● **PROBLEM TO WORK ON**:
Find every line in the records below that holds the word "amount", and copy each one.

● **SUPPLIED INFORMATION**:
^^^^^^^^

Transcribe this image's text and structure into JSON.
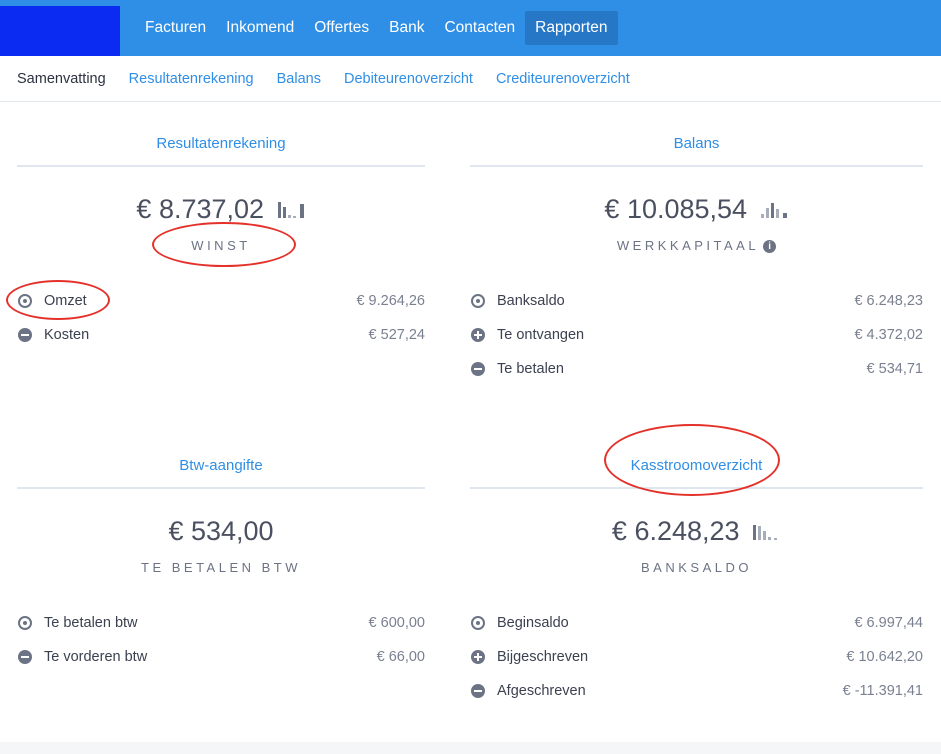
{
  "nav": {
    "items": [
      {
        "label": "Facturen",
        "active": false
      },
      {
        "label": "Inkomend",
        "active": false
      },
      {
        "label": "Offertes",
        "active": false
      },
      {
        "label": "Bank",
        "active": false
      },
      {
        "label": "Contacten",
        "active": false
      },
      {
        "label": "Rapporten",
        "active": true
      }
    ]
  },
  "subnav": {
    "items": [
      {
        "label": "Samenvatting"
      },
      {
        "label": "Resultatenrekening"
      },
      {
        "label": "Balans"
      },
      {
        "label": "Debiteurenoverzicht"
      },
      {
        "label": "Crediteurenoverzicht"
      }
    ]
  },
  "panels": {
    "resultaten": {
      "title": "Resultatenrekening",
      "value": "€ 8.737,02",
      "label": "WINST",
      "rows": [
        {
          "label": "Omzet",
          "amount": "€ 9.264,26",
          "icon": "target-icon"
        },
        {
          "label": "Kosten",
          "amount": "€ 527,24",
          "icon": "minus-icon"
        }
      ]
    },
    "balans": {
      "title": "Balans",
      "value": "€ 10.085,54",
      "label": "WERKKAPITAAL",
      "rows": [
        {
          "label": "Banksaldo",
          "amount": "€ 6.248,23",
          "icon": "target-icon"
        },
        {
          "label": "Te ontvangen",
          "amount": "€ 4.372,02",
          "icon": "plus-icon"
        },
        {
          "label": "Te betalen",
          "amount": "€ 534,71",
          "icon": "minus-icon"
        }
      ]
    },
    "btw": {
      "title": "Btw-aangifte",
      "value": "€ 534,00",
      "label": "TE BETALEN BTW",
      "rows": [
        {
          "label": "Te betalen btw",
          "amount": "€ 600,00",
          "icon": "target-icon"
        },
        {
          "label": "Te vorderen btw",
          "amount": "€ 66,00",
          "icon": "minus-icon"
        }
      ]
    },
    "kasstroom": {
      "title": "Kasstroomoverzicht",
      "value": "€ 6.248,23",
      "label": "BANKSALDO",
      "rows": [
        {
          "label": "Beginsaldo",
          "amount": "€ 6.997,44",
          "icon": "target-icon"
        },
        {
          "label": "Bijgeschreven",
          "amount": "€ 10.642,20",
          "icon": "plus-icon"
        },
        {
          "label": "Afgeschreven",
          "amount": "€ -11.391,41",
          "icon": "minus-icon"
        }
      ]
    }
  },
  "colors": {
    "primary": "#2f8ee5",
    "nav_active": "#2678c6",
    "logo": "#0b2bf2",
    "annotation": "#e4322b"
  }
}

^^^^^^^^

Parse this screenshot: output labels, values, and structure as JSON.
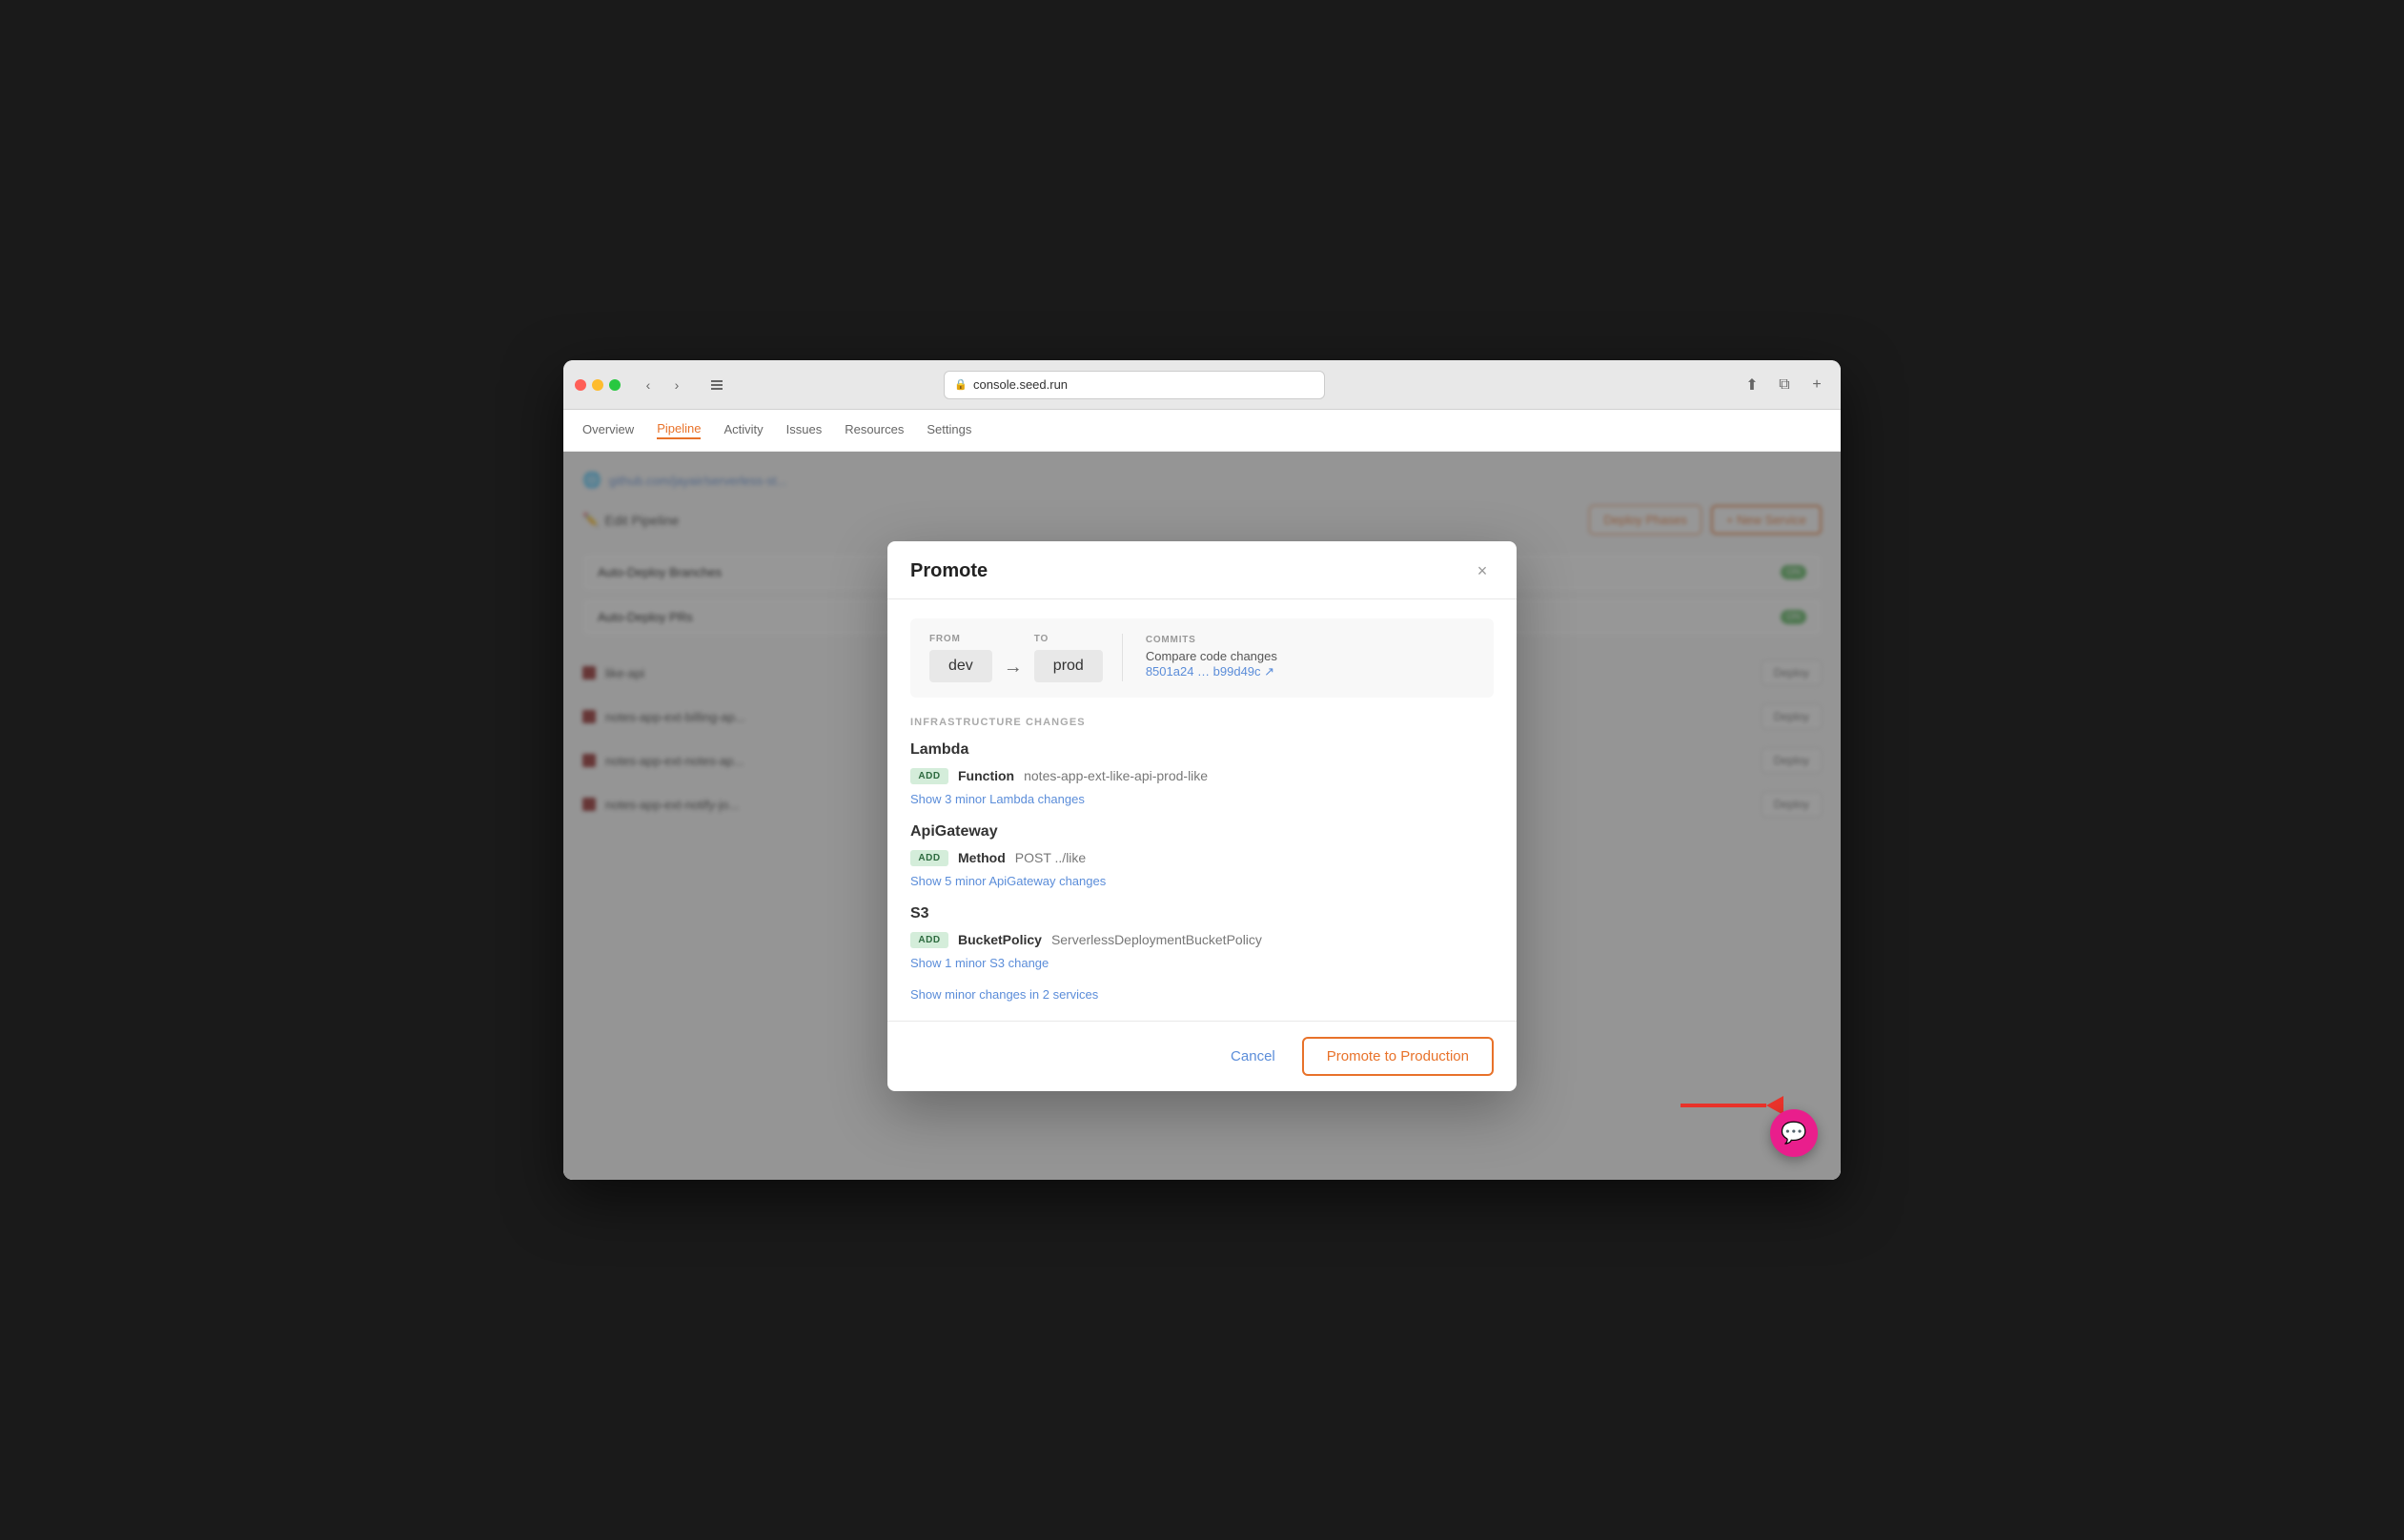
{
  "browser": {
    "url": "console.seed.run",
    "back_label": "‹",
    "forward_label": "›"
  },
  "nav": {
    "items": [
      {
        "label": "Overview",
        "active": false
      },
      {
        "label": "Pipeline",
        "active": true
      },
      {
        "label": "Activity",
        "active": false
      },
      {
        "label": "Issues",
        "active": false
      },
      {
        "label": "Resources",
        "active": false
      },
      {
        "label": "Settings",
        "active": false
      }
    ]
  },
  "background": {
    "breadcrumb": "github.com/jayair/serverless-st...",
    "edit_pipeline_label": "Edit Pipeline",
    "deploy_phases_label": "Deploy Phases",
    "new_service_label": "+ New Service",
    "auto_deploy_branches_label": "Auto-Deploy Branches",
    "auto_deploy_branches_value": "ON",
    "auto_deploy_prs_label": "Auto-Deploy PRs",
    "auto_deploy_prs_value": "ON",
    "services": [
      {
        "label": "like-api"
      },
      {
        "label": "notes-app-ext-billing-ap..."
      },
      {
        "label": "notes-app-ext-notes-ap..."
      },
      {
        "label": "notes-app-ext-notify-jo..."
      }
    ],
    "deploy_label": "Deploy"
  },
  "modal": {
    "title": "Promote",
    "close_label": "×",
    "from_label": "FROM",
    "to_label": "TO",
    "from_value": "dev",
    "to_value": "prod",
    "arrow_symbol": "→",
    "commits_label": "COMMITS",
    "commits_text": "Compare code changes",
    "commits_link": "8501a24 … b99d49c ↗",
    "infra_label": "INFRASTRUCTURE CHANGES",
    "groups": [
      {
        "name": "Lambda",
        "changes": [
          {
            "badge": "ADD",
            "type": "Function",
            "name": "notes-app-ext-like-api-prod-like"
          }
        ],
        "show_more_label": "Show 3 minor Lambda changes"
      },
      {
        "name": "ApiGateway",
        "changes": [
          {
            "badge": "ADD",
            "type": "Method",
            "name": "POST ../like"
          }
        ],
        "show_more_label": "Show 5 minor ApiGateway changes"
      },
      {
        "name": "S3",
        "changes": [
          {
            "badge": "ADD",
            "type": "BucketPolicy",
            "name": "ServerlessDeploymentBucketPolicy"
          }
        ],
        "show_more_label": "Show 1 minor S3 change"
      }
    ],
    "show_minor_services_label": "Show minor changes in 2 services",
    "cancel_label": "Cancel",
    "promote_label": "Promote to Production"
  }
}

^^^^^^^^

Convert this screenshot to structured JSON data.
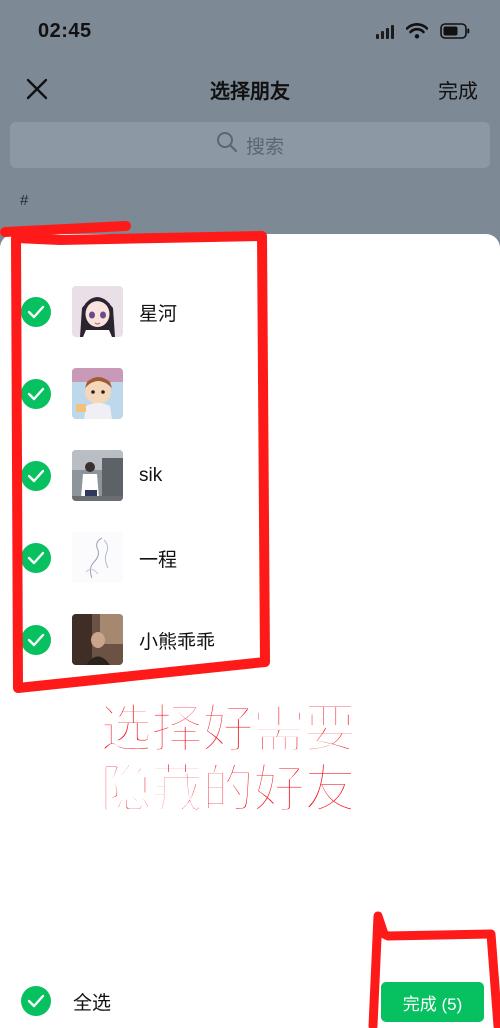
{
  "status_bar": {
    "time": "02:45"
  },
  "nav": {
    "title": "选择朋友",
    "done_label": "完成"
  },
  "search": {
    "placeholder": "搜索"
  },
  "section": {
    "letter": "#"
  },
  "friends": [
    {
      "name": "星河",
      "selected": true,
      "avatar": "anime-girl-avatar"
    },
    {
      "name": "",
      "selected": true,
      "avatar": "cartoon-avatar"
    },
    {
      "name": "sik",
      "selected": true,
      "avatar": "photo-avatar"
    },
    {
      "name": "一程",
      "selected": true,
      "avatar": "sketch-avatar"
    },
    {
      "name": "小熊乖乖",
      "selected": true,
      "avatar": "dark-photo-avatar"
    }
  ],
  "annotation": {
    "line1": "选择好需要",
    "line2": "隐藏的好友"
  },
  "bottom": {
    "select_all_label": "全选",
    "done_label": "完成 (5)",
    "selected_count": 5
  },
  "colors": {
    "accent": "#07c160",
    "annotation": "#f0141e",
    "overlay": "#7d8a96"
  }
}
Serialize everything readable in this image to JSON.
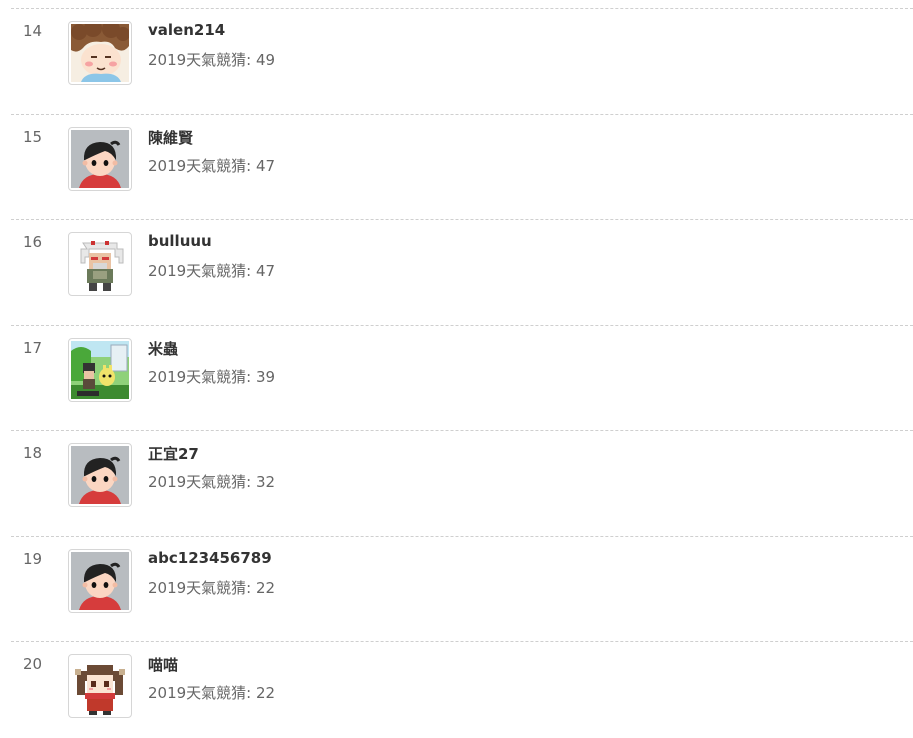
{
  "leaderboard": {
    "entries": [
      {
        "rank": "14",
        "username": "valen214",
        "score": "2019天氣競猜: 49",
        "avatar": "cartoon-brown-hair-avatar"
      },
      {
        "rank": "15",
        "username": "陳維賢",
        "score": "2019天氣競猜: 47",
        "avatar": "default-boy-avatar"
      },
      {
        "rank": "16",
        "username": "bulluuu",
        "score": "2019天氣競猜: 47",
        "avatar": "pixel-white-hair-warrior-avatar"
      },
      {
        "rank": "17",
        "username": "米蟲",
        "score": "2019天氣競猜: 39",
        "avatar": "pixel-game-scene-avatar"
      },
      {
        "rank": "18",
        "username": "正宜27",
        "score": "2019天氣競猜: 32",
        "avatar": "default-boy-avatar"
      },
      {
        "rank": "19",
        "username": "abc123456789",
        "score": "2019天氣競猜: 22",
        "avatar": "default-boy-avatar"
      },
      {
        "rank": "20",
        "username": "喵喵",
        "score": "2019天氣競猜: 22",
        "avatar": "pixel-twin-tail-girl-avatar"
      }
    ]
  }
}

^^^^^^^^

● **RESPONSE FOR THIS EXERCISE**:
          "amount": "€ 9.264,26",
          "amount": "€ 527,24",
          "amount": "€ 6.248,23",
          "amount": "€ 4.372,02",
          "amount": "€ 534,71",
          "amount": "€ 600,00",
          "amount": "€ 66,00",
          "amount": "€ 6.997,44",
          "amount": "€ 10.642,20",
          "amount": "€ -11.391,41",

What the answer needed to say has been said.